#### Exercise requirements
The output should be all lines of the entries below in which the word "shortcut" occurs.

#### Material provided
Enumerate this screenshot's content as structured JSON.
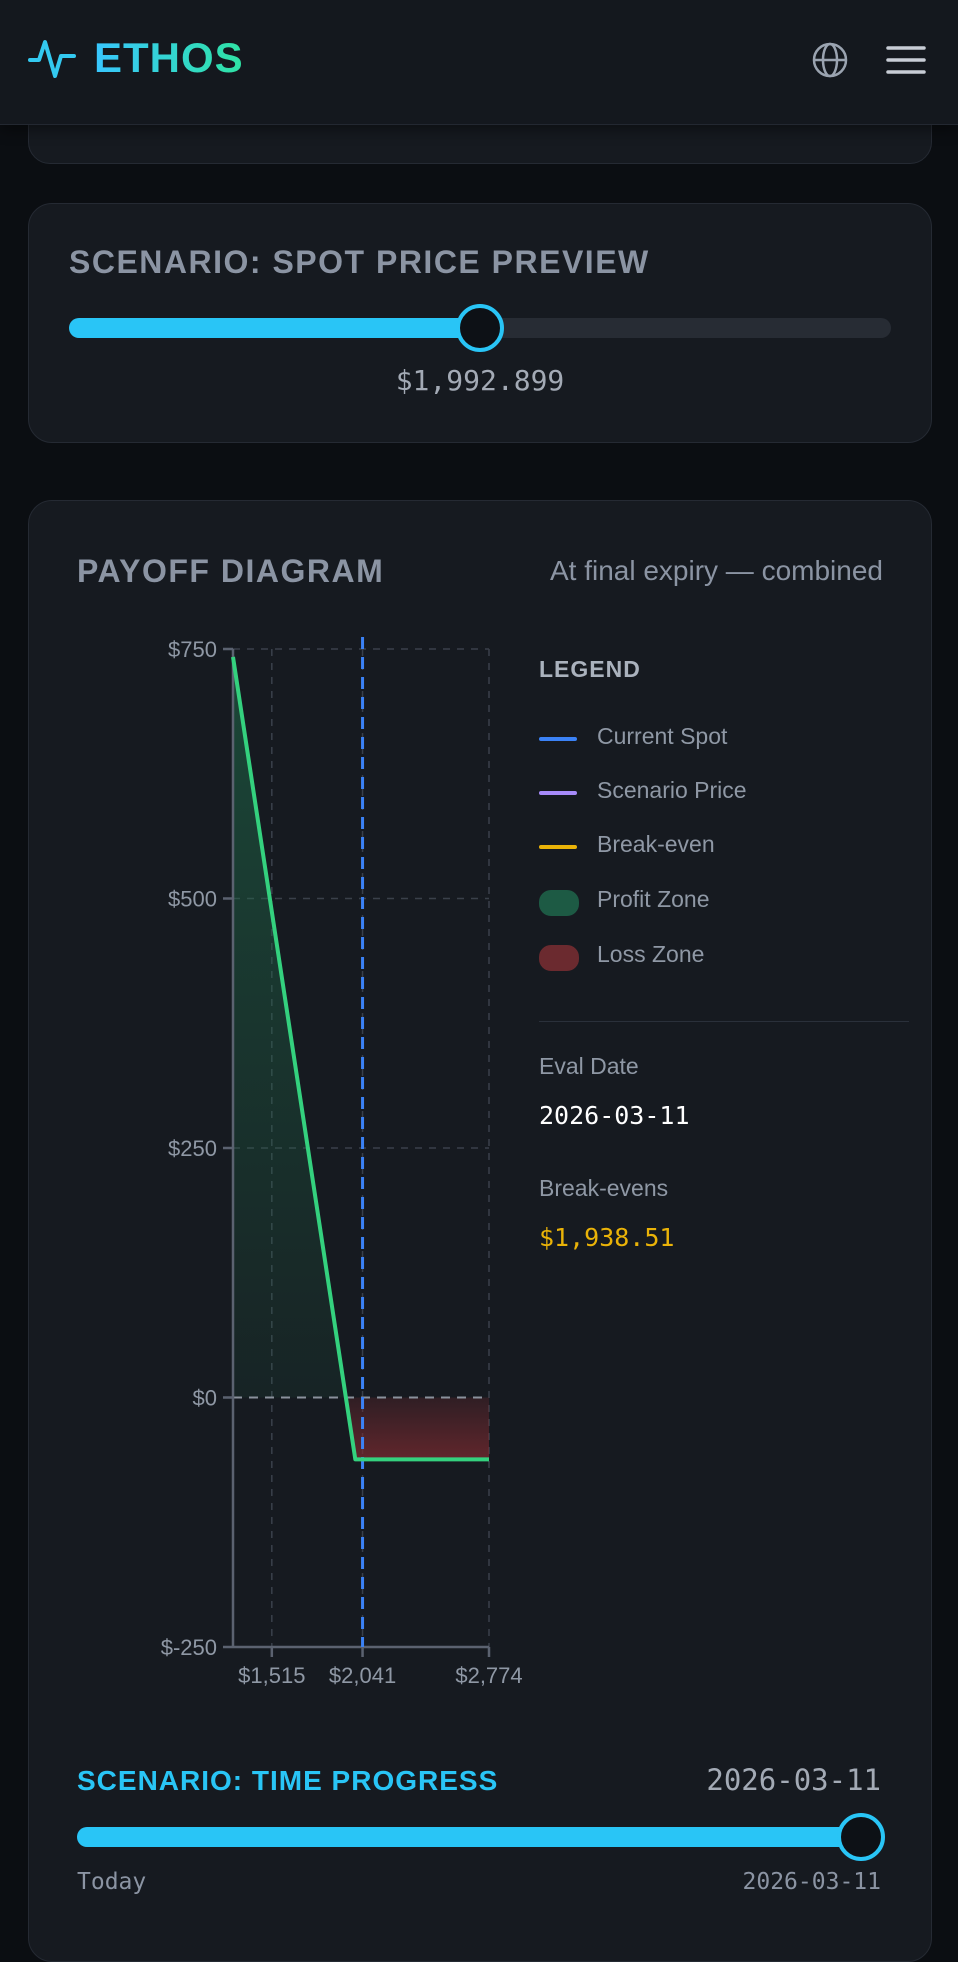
{
  "header": {
    "brand": "ETHOS",
    "brand_icon": "pulse-icon",
    "language_icon": "globe-icon",
    "menu_icon": "hamburger-menu-icon"
  },
  "spot_preview": {
    "title": "SCENARIO: SPOT PRICE PREVIEW",
    "value_label": "$1,992.899",
    "fraction": 0.5
  },
  "payoff": {
    "title": "PAYOFF DIAGRAM",
    "subtitle": "At final expiry — combined",
    "legend": {
      "title": "LEGEND",
      "items": [
        {
          "label": "Current Spot",
          "color": "#3b82f6",
          "kind": "line"
        },
        {
          "label": "Scenario Price",
          "color": "#a78bfa",
          "kind": "line"
        },
        {
          "label": "Break-even",
          "color": "#eab308",
          "kind": "line"
        },
        {
          "label": "Profit Zone",
          "color": "#1d5a44",
          "kind": "zone"
        },
        {
          "label": "Loss Zone",
          "color": "#6b2a2f",
          "kind": "zone"
        }
      ]
    },
    "eval_date_label": "Eval Date",
    "eval_date": "2026-03-11",
    "breakevens_label": "Break-evens",
    "breakevens": "$1,938.51"
  },
  "chart_data": {
    "type": "line",
    "title": "PAYOFF DIAGRAM",
    "subtitle": "At final expiry — combined",
    "xlabel": "",
    "ylabel": "",
    "x_ticks": [
      "$1,515",
      "$2,041",
      "$2,774"
    ],
    "y_ticks": [
      "$750",
      "$500",
      "$250",
      "$0",
      "$-250"
    ],
    "xlim": [
      1290,
      2774
    ],
    "ylim": [
      -250,
      750
    ],
    "grid": true,
    "series": [
      {
        "color": "#34d17e",
        "x": [
          1290,
          1999,
          2774
        ],
        "y": [
          742,
          -62,
          -62
        ]
      }
    ],
    "current_spot": 2041,
    "break_even": 1938.51,
    "axis_color": "#5b6270",
    "profit_color": "#1f6b4a",
    "loss_color": "#7a2a30"
  },
  "time_progress": {
    "title": "SCENARIO: TIME PROGRESS",
    "current_date": "2026-03-11",
    "start_label": "Today",
    "end_label": "2026-03-11",
    "fraction": 1.0
  }
}
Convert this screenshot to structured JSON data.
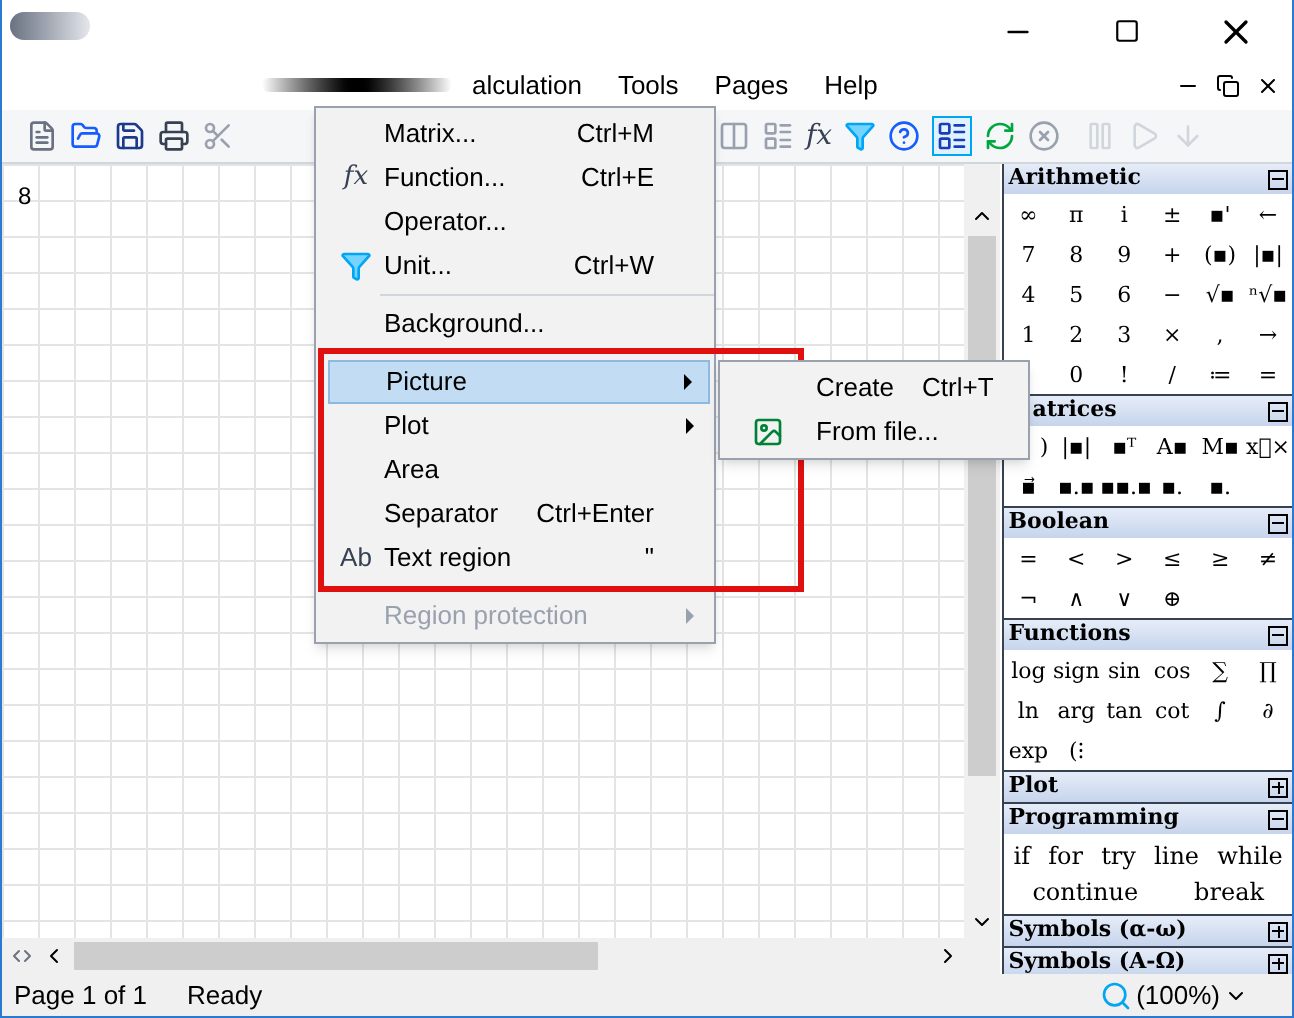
{
  "menu_bar": {
    "items": [
      {
        "label": "alculation",
        "selected": false
      },
      {
        "label": "Tools",
        "selected": false
      },
      {
        "label": "Pages",
        "selected": false
      },
      {
        "label": "Help",
        "selected": false
      }
    ]
  },
  "toolbar": {
    "function_glyph": "fx"
  },
  "canvas": {
    "text": "8"
  },
  "dropdown": {
    "items": [
      {
        "kind": "item",
        "label": "Matrix...",
        "shortcut": "Ctrl+M",
        "selected": false
      },
      {
        "kind": "item",
        "label": "Function...",
        "shortcut": "Ctrl+E",
        "glyph": "fx",
        "selected": false
      },
      {
        "kind": "item",
        "label": "Operator...",
        "selected": false
      },
      {
        "kind": "item",
        "label": "Unit...",
        "shortcut": "Ctrl+W",
        "selected": false
      },
      {
        "kind": "separator"
      },
      {
        "kind": "item",
        "label": "Background...",
        "selected": false
      },
      {
        "kind": "separator"
      },
      {
        "kind": "submenu",
        "label": "Picture",
        "selected": true
      },
      {
        "kind": "submenu",
        "label": "Plot",
        "selected": false
      },
      {
        "kind": "item",
        "label": "Area",
        "selected": false
      },
      {
        "kind": "item",
        "label": "Separator",
        "shortcut": "Ctrl+Enter",
        "selected": false
      },
      {
        "kind": "item",
        "label": "Text region",
        "shortcut": "\"",
        "glyph": "Ab",
        "selected": false
      },
      {
        "kind": "separator"
      },
      {
        "kind": "submenu",
        "label": "Region protection",
        "selected": false,
        "disabled": true
      }
    ]
  },
  "submenu": {
    "items": [
      {
        "label": "Create",
        "shortcut": "Ctrl+T"
      },
      {
        "label": "From file..."
      }
    ]
  },
  "palette": [
    {
      "title": "Arithmetic",
      "expanded": true,
      "rows": [
        {
          "cells": [
            "∞",
            "π",
            "i",
            "±",
            "▪'",
            "←"
          ]
        },
        {
          "cells": [
            "7",
            "8",
            "9",
            "+",
            "(▪)",
            "|▪|"
          ]
        },
        {
          "cells": [
            "4",
            "5",
            "6",
            "−",
            "√▪",
            "ⁿ√▪"
          ]
        },
        {
          "cells": [
            "1",
            "2",
            "3",
            "×",
            ",",
            "→"
          ]
        },
        {
          "cells": [
            "",
            "0",
            "!",
            "/",
            "≔",
            "="
          ]
        }
      ]
    },
    {
      "title": "atrices",
      "expanded": true,
      "rows": [
        {
          "cells": [
            ")",
            "|▪|",
            "▪ᵀ",
            "A▪",
            "M▪",
            "x⃗×"
          ]
        },
        {
          "cells": [
            "▪⃗",
            "▪.▪",
            "▪▪.▪",
            "▪.",
            "▪."
          ]
        }
      ]
    },
    {
      "title": "Boolean",
      "expanded": true,
      "rows": [
        {
          "cells": [
            "=",
            "<",
            ">",
            "≤",
            "≥",
            "≠"
          ]
        },
        {
          "cells": [
            "¬",
            "∧",
            "∨",
            "⊕"
          ]
        }
      ]
    },
    {
      "title": "Functions",
      "expanded": true,
      "rows": [
        {
          "cells": [
            "log",
            "sign",
            "sin",
            "cos",
            "∑",
            "∏"
          ]
        },
        {
          "cells": [
            "ln",
            "arg",
            "tan",
            "cot",
            "∫",
            "∂"
          ]
        },
        {
          "cells": [
            "exp",
            "(⁝"
          ]
        }
      ]
    },
    {
      "title": "Plot",
      "expanded": false
    },
    {
      "title": "Programming",
      "expanded": true,
      "keywords": [
        "if",
        "for",
        "try",
        "line",
        "while",
        "continue",
        "break"
      ]
    },
    {
      "title": "Symbols (α-ω)",
      "expanded": false
    },
    {
      "title": "Symbols (Α-Ω)",
      "expanded": false
    }
  ],
  "status_bar": {
    "page": "Page 1 of 1",
    "state": "Ready",
    "zoom": "(100%)"
  }
}
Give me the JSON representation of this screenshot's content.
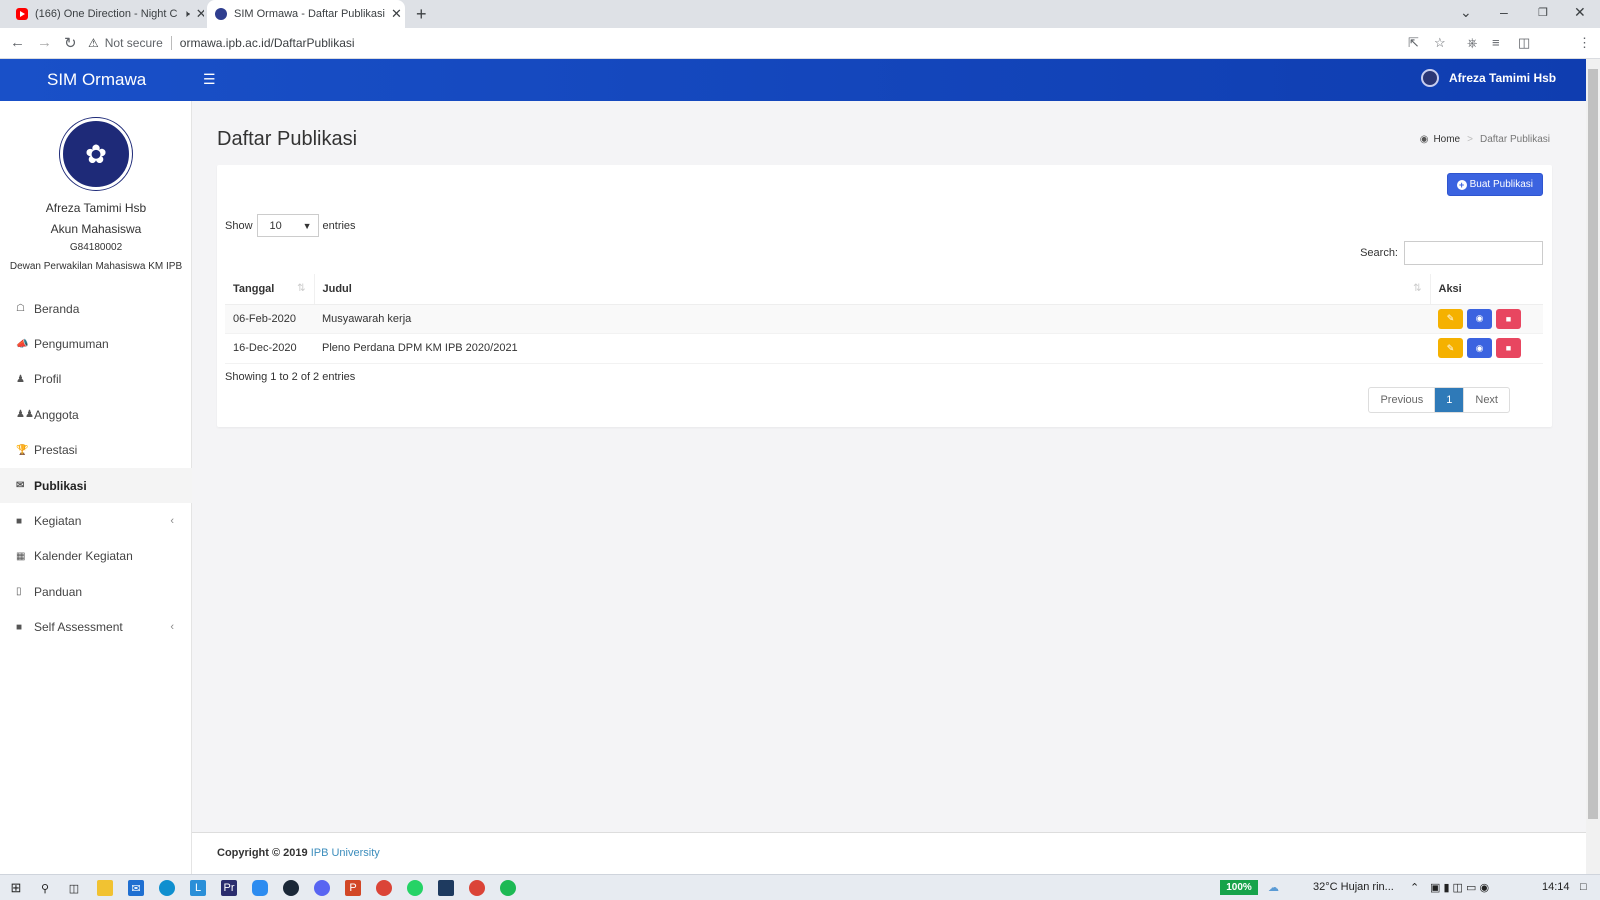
{
  "browser": {
    "tabs": [
      {
        "title": "(166) One Direction - Night C",
        "icon": "youtube-icon"
      },
      {
        "title": "SIM Ormawa - Daftar Publikasi",
        "icon": "ipb-icon"
      }
    ],
    "security_label": "Not secure",
    "url": "ormawa.ipb.ac.id/DaftarPublikasi"
  },
  "app": {
    "brand": "SIM Ormawa",
    "header_user": "Afreza Tamimi Hsb"
  },
  "sidebar": {
    "name": "Afreza Tamimi Hsb",
    "role": "Akun Mahasiswa",
    "nim": "G84180002",
    "org": "Dewan Perwakilan Mahasiswa KM IPB",
    "items": [
      {
        "label": "Beranda",
        "icon": "home-icon"
      },
      {
        "label": "Pengumuman",
        "icon": "bullhorn-icon"
      },
      {
        "label": "Profil",
        "icon": "user-icon"
      },
      {
        "label": "Anggota",
        "icon": "users-icon"
      },
      {
        "label": "Prestasi",
        "icon": "trophy-icon"
      },
      {
        "label": "Publikasi",
        "icon": "comments-icon"
      },
      {
        "label": "Kegiatan",
        "icon": "folder-icon"
      },
      {
        "label": "Kalender Kegiatan",
        "icon": "calendar-icon"
      },
      {
        "label": "Panduan",
        "icon": "book-icon"
      },
      {
        "label": "Self Assessment",
        "icon": "folder-icon"
      }
    ]
  },
  "page": {
    "title": "Daftar Publikasi",
    "breadcrumb_home": "Home",
    "breadcrumb_current": "Daftar Publikasi",
    "create_button": "Buat Publikasi",
    "show_label": "Show",
    "entries_value": "10",
    "entries_label": "entries",
    "search_label": "Search:",
    "columns": [
      "Tanggal",
      "Judul",
      "Aksi"
    ],
    "rows": [
      {
        "tanggal": "06-Feb-2020",
        "judul": "Musyawarah kerja"
      },
      {
        "tanggal": "16-Dec-2020",
        "judul": "Pleno Perdana DPM KM IPB 2020/2021"
      }
    ],
    "info": "Showing 1 to 2 of 2 entries",
    "pager": {
      "previous": "Previous",
      "current": "1",
      "next": "Next"
    },
    "footer_text": "Copyright © 2019",
    "footer_link": "IPB University"
  },
  "taskbar": {
    "battery": "100%",
    "weather": "32°C  Hujan rin...",
    "time": "14:14"
  },
  "colors": {
    "header": "#1950c8",
    "edit": "#f5b100",
    "view": "#3b63e0",
    "delete": "#e84660",
    "pager_active": "#2f7ab8"
  }
}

#### Problem solution
        "shortcut": "Ctrl+M",
        "shortcut": "Ctrl+E",
        "shortcut": "Ctrl+W",
        "shortcut": "Ctrl+Enter",
        "shortcut": "\"",
        "shortcut": "Ctrl+T"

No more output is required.